I took these pictures on Veterans Day last year.
This is what it looks like to lose someone. Even more than 30 years after the end of the Vietnam War the pain remains. Thirty years from now will we be the ones still paying tribute at a memorial to the men and women fighting our battles today? I can only hope so.
What do they see in the reflection? The image of an father or older brother who was taken away too soon? How about a grandfather or uncle they never had the chance to know?

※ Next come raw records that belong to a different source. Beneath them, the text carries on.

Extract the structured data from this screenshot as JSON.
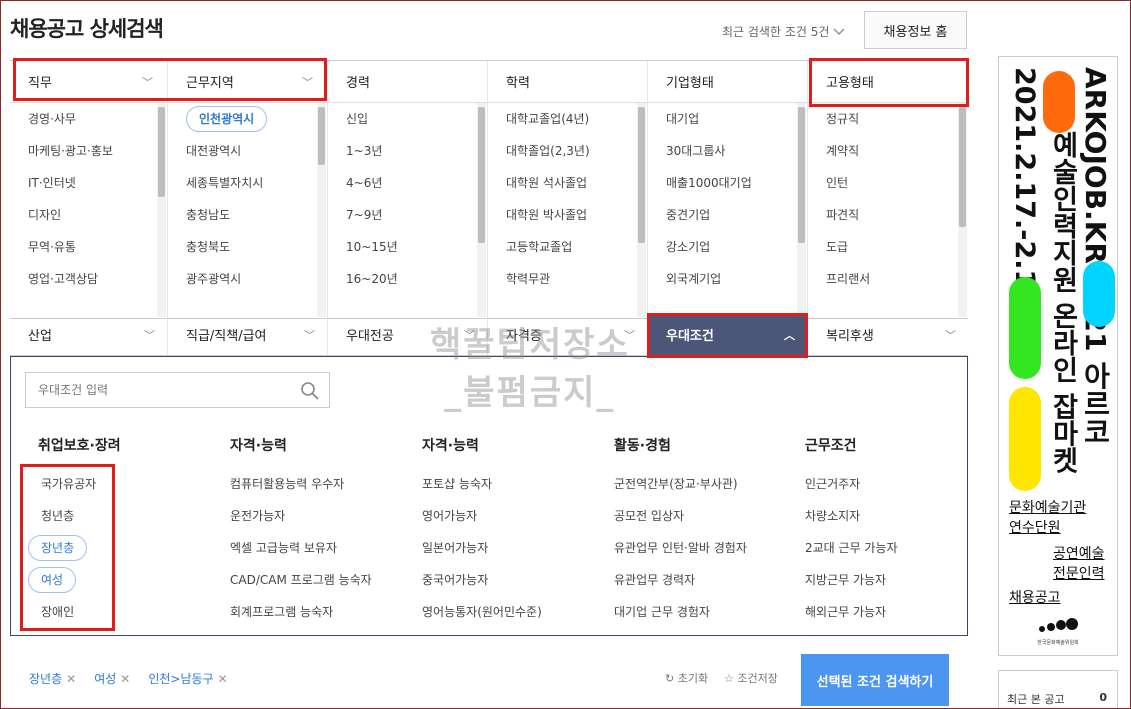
{
  "header": {
    "title": "채용공고 상세검색",
    "recent_conditions": "최근 검색한 조건 5건",
    "home_button": "채용정보 홈"
  },
  "columns": [
    {
      "label": "직무",
      "items": [
        "경영·사무",
        "마케팅·광고·홍보",
        "IT·인터넷",
        "디자인",
        "무역·유통",
        "영업·고객상담"
      ],
      "selected": -1
    },
    {
      "label": "근무지역",
      "items": [
        "인천광역시",
        "대전광역시",
        "세종특별자치시",
        "충청남도",
        "충청북도",
        "광주광역시"
      ],
      "selected": 0
    },
    {
      "label": "경력",
      "items": [
        "신입",
        "1~3년",
        "4~6년",
        "7~9년",
        "10~15년",
        "16~20년"
      ],
      "selected": -1
    },
    {
      "label": "학력",
      "items": [
        "대학교졸업(4년)",
        "대학졸업(2,3년)",
        "대학원 석사졸업",
        "대학원 박사졸업",
        "고등학교졸업",
        "학력무관"
      ],
      "selected": -1
    },
    {
      "label": "기업형태",
      "items": [
        "대기업",
        "30대그룹사",
        "매출1000대기업",
        "중견기업",
        "강소기업",
        "외국계기업"
      ],
      "selected": -1
    },
    {
      "label": "고용형태",
      "items": [
        "정규직",
        "계약직",
        "인턴",
        "파견직",
        "도급",
        "프리랜서"
      ],
      "selected": -1
    }
  ],
  "row2": [
    "산업",
    "직급/직책/급여",
    "우대전공",
    "자격증",
    "우대조건",
    "복리후생"
  ],
  "dropdown": {
    "search_placeholder": "우대조건 입력",
    "groups": [
      {
        "title": "취업보호·장려",
        "options": [
          "국가유공자",
          "청년층",
          "장년층",
          "여성",
          "장애인"
        ],
        "selected": [
          2,
          3
        ]
      },
      {
        "title": "자격·능력",
        "options": [
          "컴퓨터활용능력 우수자",
          "운전가능자",
          "엑셀 고급능력 보유자",
          "CAD/CAM 프로그램 능숙자",
          "회계프로그램 능숙자"
        ],
        "selected": []
      },
      {
        "title": "자격·능력",
        "options": [
          "포토샵 능숙자",
          "영어가능자",
          "일본어가능자",
          "중국어가능자",
          "영어능통자(원어민수준)"
        ],
        "selected": []
      },
      {
        "title": "활동·경험",
        "options": [
          "군전역간부(장교·부사관)",
          "공모전 입상자",
          "유관업무 인턴·알바 경험자",
          "유관업무 경력자",
          "대기업 근무 경험자"
        ],
        "selected": []
      },
      {
        "title": "근무조건",
        "options": [
          "인근거주자",
          "차량소지자",
          "2교대 근무 가능자",
          "지방근무 가능자",
          "해외근무 가능자"
        ],
        "selected": []
      }
    ]
  },
  "selected_chips": [
    "장년층",
    "여성",
    "인천>남동구"
  ],
  "actions": {
    "reset": "초기화",
    "save": "조건저장",
    "search": "선택된 조건 검색하기"
  },
  "watermark": [
    "핵꿀팁저장소",
    "_불펌금지_"
  ],
  "ad": {
    "line1": "ARKOJOB.KR 2021 아르코",
    "line2": "예술인력지원 온라인 잡마켓",
    "line3": "2021.2.17.-2.19.",
    "text1": "문화예술기관",
    "text2": "연수단원",
    "text3": "공연예술",
    "text4": "전문인력",
    "text5": "채용공고",
    "logo": "한국문화예술위원회",
    "colors": {
      "orange": "#ff6a0d",
      "cyan": "#00d4ff",
      "green": "#33e61f",
      "yellow": "#ffe600"
    }
  },
  "recent_viewed": {
    "label": "최근 본 공고",
    "count": "0"
  },
  "colors": {
    "accent": "#4c95f0",
    "active_tab": "#4b5679",
    "highlight": "#e01d1d",
    "selected_text": "#2e79d6"
  }
}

I generally don't like it when people say the reason our republic survives is only because of those who served in the military because, and this is coming from a vet, that's just not the case. The republic is here because of all of us. We've all contributed to the cause. The soldiers, sailors, airmen, Coast Guardsmen and Marines just made it safer for all of us as generations went about the business of building the country.
I don't know why this quote came into my head as I was writing this, but for some reason it just seems right today. It's from the opening of "The Devil and Daniel Webster" which I read in my eighth grade lit class and, to this day, it remains one of my favorite stories.
"And they say that if you go to his grave and speak loud and clear, "Dan'l Webster-Dan'l Webster!" the ground'll begin to shiver and the trees begin to shake. And after a while you'll hear a deep voice saying, 'Neighbor, how stands the Union?' Then you better answer the Union stands as she stood, rock-bottomed and copper-sheathed, one and indivisible, or he's liable to rear right out of the ground. At least, that's what I was told when I was a youngster."
Happy Veterans Day on this, the 90th anniversary of the War to End All Wars.